Under the relevant federal statutes, the District Court held that BOEM had jurisdiction over the portion of the Wind Farm on the OCS under the OCSLA and the Army Corps had jurisdiction over permits needed to discharge dredged waste matter under the CWA.  The District Court held that Plaintiffs’ alleged injuries were directly traceable to NYPSC, which had exclusive jurisdiction over onshore trenching and whose third-party actions were not before the Court. Accordingly, the District Court dismissed the suit due to lack of standing.

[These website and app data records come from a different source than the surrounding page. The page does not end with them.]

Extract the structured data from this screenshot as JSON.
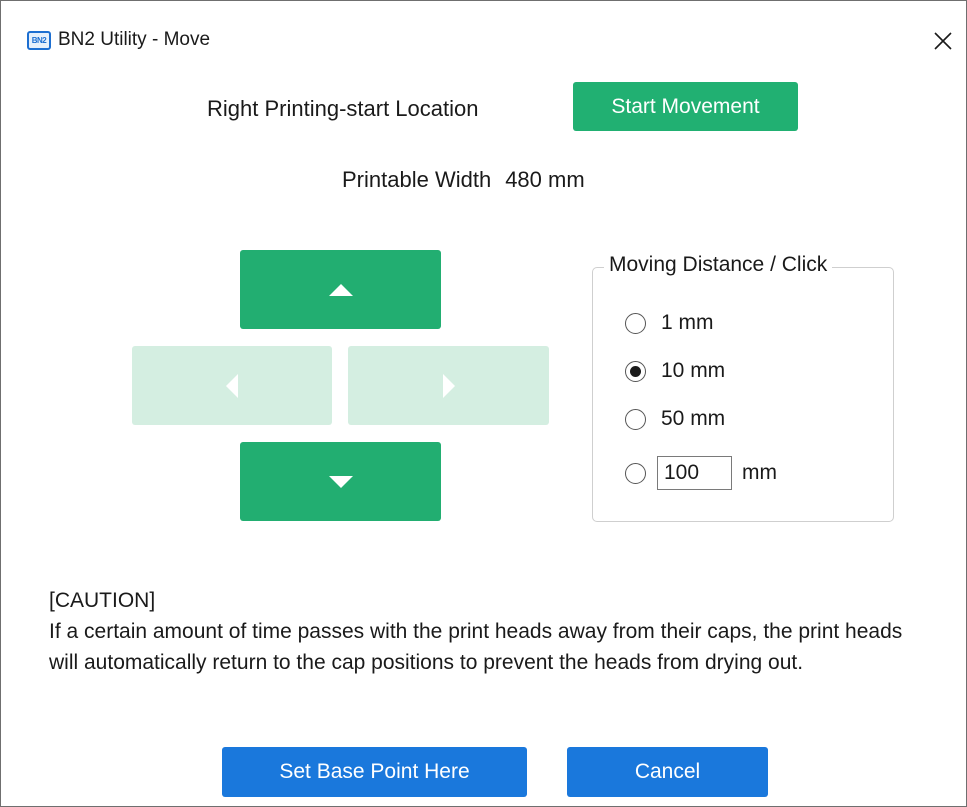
{
  "window": {
    "title": "BN2 Utility - Move",
    "app_icon_text": "BN2"
  },
  "header": {
    "location_label": "Right Printing-start Location",
    "start_button_label": "Start Movement",
    "printable_width_label": "Printable Width",
    "printable_width_value": "480 mm"
  },
  "direction_pad": {
    "up": {
      "icon": "triangle-up-icon",
      "enabled": true
    },
    "down": {
      "icon": "triangle-down-icon",
      "enabled": true
    },
    "left": {
      "icon": "triangle-left-icon",
      "enabled": false
    },
    "right": {
      "icon": "triangle-right-icon",
      "enabled": false
    },
    "active_color": "#22ae71",
    "disabled_color": "#d4eee1"
  },
  "moving_distance": {
    "title": "Moving Distance / Click",
    "options": [
      {
        "label": "1 mm",
        "checked": false
      },
      {
        "label": "10 mm",
        "checked": true
      },
      {
        "label": "50 mm",
        "checked": false
      }
    ],
    "custom": {
      "value": "100",
      "unit": "mm",
      "checked": false
    }
  },
  "caution": {
    "heading": "[CAUTION]",
    "body": "If a certain amount of time passes with the print heads away from their caps, the print heads will automatically return to the cap positions to prevent the heads from drying out."
  },
  "footer": {
    "set_base_label": "Set Base Point Here",
    "cancel_label": "Cancel"
  },
  "colors": {
    "green": "#21b072",
    "blue": "#1a78dc"
  }
}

The decision in Mahoney v. U.S. Department of the Interior is a reminder the standing doctrine remains a formidable hurdle to those asserting an environmental challenge. The decision is a further reminder of the complex web of state and federal action that is required to bring offshore wind energy into the shoreside power grind.

[1]  See Mahoney v. U.S. Department of The Interior, No. 22-CV-1395, 2023 WL 4564912 (E.D.N.Y. July 17,2023).

[2]  Raines v. Byrd, 521 U.S. 811, 818, 117 S.Ct. 2312, 138 L.Ed.2d 849 (1997).

[3] TransUnion LLC v. Ramirez, ––– U.S. ––––, 141 S. Ct. 2190, 2203, 210 L.Ed.2d 568 (2021) (citing Lujan v. Defenders of Wildlife, 504 U.S. 555, 560-61, 112 S.Ct. 2130, 119 L.Ed.2d 351 (1992)).

[4]  Spokeo, Inc. v. Robins, 578 U.S. 330, 338, 136 S.Ct. 1540, 194 L.Ed.2d 635 (2016).

Why the Construction Industry Needs to Be Worried About “Greenwashing”

It is reported that globally the construction industry is responsible for almost 25% of greenhouse gas emissions, 40% of total energy production, 16% of total water consumption and 30% to 40% of all solid waste. Growing environmental awareness and activism means it is likely that industries with a large carbon footprint and environmental impact, such as the construction industry, will face increasing scrutiny of their “green” claims. Managing the risk of greenwashing is challenging and complex. While at its core it is a matter of “doing what you say you are doing, or are going to do”, in practice it is far from that simple.

Read more here.